What followed after World War I is the source of justified grievance in the Arab world. ... This is a narrative that ISIS is probably all too happy to embrace and propagate, casting itself as an avenger of history and the next heir to the caliphate after the Ottoman Empire.
Yet, even if ISIS sees itself as the next Ottoman Empire, or the next caliphate, its tactics and practices do not coincide with that of its predecessor.
The Ottomans were far from perfect, but more often than not, they at least exhibited tolerance to the ethnically and religiously diverse peoples living within their vast empire.
ISIS, on the other hand, has adopted a medieval and intolerant view of the world, killing anyone who does not convert to Islam or submit to its will. In essence, ISIS has warped history in order to embellish its power, position and prestige.
ISIS now has a network of military affiliates in 11 countries.
As delusional as it may sound, ISIS also plans on taking over portions of Africa, Asia and Europe over the next five years, illustrated in the map below:
It's important to keep all of this in perspective. At the moment, ISIS is not capable of accomplishing these goals, but this does not mean it should not be taken seriously.
Correspondingly, as Zach Beauchamp of Vox contends:

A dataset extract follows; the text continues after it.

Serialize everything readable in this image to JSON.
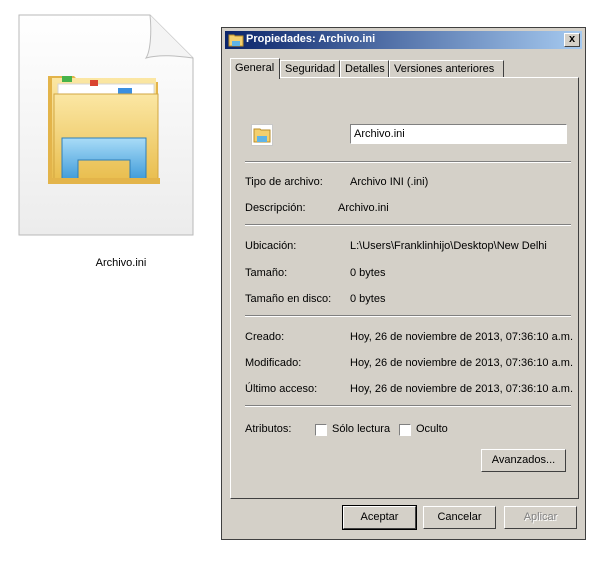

They [ISIS] have no chance of accomplishing any of these things in the foreseeable future. ISIS isn't even strong enough to topple the Iraqi or Syrian governments at present. But... they're incredibly ambitious, they think ahead, and they're quite serious about their expansionist Islamist ideology.
Moreover, despite its radical views and barbaric tactics, ISIS has exhibited significant appeal to jihadis across the globe.
Everything ISIS does is calculated; it is very skilled in the art of propaganda.
At present, ISIS now has military affiliates in 11 countries, including: Pakistan, Egypt, Algeria, Libya, the Philippines, Israel/Gaza, Lebanon, Indonesia and Jordan.
This is different than saying it has control there, as it does in parts of Iraq and Syria, but it's still cause for concern. Katie Zavadski explains it quite succinctly for the Daily Intelligencer, "Think of them as ISIS's self-appointed foreign bases."
In other words, ISIS is not going anywhere anytime soon. It is an determined, resourceful and ultra-violent organization. By understanding its motivations and the history behind it, however, the United States and its allies will be in a better position to defeat these extremists.
Citations: ISIS An Islamist Group Too Extreme Even For Al Qaida (NPR), ISIS Now Has a Network of Military Affiliates in 11 Countries Around the World (The Daily Intelligencer), 9 questions about the ISIS Caliphate you were too embarrassed to ask (Vox), What Is an Islamic Caliphate and Why Did ISIS Make One (The Wire), The new Islamic caliphate and its war against history (The Washington Post), From Lawrence Of Arabia To ISIS History Repeating Itself As Tragedy And Farce (Forbes), What ISISs Leader Really Wants (New Republic), The Isis demand for a caliphate is about power not religion (The Guardian), The ISIS Caliphates Frightening First Month (The Daily Beast), ISIS wants to establish a caliphate (Vox), The real ideology driving ISIS isnt Islam or caliphate revivalism its ultraviolence (Vox), What is a caliphate (The Guardian), ISIS Fast Facts (CNN), Al Qaeda in Yemen rebukes ISIS (CNN), Whats Osama Talking About (Slate), The Sykes Picot Agreement 1916 (Yale Law School)